STARS Restaurant – The Story behind our Pan Seared Rockfish

Chef Gregory James shares the STORY behind our Pan Seared Rock Fish served in the famed STARS restaurant.

Spring is upon us which means all kinds of fun flavors in the kitchen. Lots of green flavors, herbs, wild garlic, scapes, and asparagus.

Wittman Wharf, Maryland which is about 7 miles down the 33 is now a weigh station for wild-caught rockfish. These fish are pulled right out of the Miles River and brought to us fresh daily…it is as close from boat to table as you can get.

We pair them with some softshell clams that were pulled out of the Chesapeake Bay. I must admit, I had never heard of them before that day, but was ecstatic when I first tried them. Marc from Wittman wharf told me that when we was 18 he worked on a boat in Rock Hall that would catch 15 bushels a day by 9 am! Our softshell clams are coming from Hoopers Island and he is currently harvesting about 5 bushels a day. They are not nearly as abundant as they once were and are considered a delicacy by us on the Shore and the Chesapeake Bay. Marc also told me that his building used to shuck them and sell them on the boardwalk on Long Island. These clams usually spawn twice per year: once in late spring and once in mid- to late autumn.

The Rice we used was from Blue Moon Acres, while not considered part of Delmarva or the Eastern Shore, we love how close they are and the rice they grow. They have a variety of rice such as Martelli, Sushi, Black and Brown Heritage Rice. They are grown in the Korean Natural Farming Method. (KNF) which is a wholistic approach to agriculture involving regenerative processes and techniques designed to produce healthy, disease-free, high nutrient yield plants. KNF’s focus is entirely on providing conditions that optimize photosynthesis and absorption of nutrients at all stages of the plant’s growth. First and overwhelmingly primary among these conditions is the building and maintenance of a diverse soil microbiology. To that end, KNF espouses the use of farm- made specially cultured indigenous microorganisms (IMO) as well as many formulas to support the growth of healthy microbiology around the plant. Also, tillage, the mechanical turning of the soil, is minimized so that microbiology, especially fungi, can grow and prosper.

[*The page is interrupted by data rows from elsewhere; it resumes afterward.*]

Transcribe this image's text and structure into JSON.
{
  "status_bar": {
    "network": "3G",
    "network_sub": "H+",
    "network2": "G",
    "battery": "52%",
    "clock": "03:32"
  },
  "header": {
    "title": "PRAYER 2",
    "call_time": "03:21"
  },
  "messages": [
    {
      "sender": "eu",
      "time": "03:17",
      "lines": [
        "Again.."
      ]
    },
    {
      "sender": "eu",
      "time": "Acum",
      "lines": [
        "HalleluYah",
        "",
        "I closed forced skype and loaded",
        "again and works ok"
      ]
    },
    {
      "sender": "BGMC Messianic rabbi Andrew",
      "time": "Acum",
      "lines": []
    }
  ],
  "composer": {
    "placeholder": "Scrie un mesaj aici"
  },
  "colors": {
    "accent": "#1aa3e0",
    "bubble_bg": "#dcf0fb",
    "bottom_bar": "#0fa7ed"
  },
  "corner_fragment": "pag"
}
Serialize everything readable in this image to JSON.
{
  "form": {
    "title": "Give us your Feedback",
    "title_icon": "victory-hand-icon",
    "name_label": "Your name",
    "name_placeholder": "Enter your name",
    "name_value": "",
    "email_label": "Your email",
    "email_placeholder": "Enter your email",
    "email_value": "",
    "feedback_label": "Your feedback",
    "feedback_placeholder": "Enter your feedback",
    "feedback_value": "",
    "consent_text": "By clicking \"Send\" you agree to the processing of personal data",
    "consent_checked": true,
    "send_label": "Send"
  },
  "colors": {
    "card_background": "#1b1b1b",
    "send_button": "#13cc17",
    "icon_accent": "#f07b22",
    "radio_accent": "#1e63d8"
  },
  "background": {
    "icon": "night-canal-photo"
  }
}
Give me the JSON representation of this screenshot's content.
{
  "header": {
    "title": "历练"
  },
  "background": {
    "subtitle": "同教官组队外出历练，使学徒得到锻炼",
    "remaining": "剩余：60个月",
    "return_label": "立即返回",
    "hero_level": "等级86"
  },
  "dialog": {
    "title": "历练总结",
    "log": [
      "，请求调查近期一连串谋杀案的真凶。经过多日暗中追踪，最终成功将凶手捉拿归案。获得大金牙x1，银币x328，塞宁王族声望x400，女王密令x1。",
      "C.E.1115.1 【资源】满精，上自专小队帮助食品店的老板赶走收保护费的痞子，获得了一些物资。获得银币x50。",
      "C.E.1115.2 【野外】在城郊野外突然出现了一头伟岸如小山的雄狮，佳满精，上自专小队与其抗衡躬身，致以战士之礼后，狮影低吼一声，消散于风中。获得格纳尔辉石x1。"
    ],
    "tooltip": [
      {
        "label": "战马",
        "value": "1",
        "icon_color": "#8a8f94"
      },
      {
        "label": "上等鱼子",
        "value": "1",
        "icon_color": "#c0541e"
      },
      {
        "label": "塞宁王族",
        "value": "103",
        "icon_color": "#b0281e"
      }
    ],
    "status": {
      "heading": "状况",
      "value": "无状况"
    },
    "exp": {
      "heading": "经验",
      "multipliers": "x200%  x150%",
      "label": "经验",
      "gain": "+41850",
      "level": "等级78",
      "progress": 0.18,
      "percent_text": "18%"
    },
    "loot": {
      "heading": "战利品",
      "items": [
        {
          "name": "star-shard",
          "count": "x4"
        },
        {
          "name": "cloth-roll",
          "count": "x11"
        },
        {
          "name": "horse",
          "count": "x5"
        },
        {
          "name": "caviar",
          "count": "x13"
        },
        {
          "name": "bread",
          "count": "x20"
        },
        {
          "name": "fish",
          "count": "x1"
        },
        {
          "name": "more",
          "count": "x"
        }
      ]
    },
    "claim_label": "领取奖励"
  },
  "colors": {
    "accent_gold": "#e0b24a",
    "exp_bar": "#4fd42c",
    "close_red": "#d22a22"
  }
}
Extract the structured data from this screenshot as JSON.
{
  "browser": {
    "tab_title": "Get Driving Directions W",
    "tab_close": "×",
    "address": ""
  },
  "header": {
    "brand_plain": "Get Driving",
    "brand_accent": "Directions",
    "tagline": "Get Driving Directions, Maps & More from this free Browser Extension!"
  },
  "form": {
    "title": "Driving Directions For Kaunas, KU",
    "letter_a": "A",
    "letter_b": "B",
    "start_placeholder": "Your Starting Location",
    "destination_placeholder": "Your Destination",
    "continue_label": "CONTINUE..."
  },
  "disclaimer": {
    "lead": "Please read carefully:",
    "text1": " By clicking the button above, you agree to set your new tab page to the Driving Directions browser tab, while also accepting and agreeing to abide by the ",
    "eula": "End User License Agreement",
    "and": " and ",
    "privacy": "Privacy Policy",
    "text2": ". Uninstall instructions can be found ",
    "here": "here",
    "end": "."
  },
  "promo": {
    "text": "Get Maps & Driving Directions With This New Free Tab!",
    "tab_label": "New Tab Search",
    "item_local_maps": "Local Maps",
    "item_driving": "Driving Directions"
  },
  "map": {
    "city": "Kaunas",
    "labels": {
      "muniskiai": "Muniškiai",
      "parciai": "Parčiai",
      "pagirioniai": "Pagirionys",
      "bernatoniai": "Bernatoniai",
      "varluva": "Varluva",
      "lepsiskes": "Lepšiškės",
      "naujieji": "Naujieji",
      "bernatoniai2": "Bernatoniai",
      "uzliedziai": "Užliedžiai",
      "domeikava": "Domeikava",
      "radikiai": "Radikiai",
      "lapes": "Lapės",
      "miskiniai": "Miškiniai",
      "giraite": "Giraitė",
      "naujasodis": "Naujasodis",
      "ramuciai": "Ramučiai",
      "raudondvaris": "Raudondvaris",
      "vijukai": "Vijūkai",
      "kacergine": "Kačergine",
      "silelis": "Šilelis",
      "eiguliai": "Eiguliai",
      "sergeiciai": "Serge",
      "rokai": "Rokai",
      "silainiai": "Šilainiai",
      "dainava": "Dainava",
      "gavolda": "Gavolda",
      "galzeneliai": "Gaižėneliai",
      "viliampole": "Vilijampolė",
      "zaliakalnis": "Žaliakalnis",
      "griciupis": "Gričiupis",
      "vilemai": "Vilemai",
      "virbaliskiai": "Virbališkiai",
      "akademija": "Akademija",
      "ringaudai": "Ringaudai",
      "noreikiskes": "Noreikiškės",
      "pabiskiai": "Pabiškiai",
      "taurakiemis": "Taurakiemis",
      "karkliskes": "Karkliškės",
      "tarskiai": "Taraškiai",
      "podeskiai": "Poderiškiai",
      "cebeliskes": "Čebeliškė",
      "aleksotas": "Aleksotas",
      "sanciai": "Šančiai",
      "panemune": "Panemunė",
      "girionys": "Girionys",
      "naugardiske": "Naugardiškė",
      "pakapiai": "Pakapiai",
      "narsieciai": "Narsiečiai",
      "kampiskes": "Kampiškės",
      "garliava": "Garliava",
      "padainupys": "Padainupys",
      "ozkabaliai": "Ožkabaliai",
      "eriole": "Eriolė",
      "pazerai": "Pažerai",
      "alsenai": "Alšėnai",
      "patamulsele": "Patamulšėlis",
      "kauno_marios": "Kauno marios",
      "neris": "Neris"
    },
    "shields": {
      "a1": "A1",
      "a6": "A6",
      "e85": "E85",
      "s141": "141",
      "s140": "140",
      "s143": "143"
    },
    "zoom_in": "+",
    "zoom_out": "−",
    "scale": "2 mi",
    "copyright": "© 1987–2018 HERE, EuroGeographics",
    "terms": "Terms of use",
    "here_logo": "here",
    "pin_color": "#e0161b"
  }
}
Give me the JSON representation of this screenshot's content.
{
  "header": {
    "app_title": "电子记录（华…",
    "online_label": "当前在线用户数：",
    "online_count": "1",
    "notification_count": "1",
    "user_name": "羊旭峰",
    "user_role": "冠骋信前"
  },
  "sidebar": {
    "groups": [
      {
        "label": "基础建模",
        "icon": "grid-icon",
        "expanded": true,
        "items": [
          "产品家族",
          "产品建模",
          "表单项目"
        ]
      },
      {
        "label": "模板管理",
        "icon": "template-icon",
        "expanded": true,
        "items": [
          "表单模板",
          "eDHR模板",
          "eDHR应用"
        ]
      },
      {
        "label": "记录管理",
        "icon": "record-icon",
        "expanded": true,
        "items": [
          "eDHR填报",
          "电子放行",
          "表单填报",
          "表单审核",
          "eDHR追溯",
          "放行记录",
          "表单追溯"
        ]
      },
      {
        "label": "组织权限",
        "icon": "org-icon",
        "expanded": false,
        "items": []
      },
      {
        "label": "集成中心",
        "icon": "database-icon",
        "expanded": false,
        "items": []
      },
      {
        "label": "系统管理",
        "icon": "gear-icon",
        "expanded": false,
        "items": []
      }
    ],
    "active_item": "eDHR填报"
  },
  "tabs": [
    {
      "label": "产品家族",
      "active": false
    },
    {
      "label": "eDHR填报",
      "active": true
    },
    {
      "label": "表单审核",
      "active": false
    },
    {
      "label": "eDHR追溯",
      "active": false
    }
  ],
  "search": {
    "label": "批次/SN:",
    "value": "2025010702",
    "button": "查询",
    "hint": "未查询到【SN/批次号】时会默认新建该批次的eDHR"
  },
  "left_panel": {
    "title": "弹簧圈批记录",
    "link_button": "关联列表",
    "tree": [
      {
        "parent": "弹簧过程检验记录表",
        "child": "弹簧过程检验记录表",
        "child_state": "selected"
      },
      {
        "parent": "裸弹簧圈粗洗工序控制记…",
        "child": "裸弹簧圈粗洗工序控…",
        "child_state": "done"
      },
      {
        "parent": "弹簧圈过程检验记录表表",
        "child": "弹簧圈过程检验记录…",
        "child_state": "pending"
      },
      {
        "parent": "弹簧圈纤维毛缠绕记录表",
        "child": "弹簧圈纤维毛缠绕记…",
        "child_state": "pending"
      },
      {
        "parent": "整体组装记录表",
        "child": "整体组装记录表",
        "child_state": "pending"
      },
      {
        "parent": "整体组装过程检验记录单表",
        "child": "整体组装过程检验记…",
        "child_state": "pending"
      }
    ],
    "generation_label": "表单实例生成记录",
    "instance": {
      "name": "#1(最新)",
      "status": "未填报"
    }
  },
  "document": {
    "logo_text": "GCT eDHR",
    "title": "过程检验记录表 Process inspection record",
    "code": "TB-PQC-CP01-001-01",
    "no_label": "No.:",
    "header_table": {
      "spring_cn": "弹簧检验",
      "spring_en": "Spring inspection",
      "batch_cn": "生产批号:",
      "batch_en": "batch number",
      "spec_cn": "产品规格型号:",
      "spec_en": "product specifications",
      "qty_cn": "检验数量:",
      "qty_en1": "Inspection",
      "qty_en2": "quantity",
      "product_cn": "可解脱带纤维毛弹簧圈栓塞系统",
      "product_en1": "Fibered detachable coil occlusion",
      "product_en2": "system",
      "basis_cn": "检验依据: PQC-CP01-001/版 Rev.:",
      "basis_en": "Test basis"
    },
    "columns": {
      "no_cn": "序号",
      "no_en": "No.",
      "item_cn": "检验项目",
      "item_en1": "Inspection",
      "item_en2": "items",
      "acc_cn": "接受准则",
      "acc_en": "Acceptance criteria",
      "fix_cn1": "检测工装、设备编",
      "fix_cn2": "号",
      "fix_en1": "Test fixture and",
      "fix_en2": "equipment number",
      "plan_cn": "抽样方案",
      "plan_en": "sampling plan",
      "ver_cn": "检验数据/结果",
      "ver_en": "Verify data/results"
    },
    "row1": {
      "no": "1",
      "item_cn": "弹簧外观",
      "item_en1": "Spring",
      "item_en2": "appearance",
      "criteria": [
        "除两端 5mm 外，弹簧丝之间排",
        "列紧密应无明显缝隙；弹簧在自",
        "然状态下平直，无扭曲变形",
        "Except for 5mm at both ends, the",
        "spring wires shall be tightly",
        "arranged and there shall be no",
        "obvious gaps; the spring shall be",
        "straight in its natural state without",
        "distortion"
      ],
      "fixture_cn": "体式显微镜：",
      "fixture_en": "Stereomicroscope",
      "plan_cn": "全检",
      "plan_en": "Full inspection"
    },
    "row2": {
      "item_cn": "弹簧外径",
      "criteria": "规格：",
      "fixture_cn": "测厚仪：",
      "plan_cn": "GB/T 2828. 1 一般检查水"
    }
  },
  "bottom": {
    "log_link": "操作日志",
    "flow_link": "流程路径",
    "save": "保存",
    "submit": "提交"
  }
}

Lastly the Sauce of gently grilled lettuces is one of my favorites. I love the subtle smokiness, sweetness,and light bitterness it provides. It is light but full of flavor. It reminds me of my days at The Culinary Institute of America. The new students sat on the stage and we were served food that I could not of have dreamed up at my young age. Being from rural WI, a soup of lettuces was just unheard of. I knew one day I was going to do this at my restaurant, I just did not think it would be 20 years later. The greens for the sauce were harvested from Red Acres Farms out of Worton, MD. The 6th generation family farm was established in 1880 by George Thomas Williams. Over the years Red Acres has produced 5 generations of dairy Holstein cows, turkeys, grains, hay and straw. In 1994 Red Acres was designated as a “Century Farm” – owned and farmed by one family for at least 100 years. We love their story and love using their lettuces in our menus.

Join us at the STARS restaurant to taste first hand what fresh farm to table food really tastes like

Written by Chef Gregory James

Back to
Life at the Inn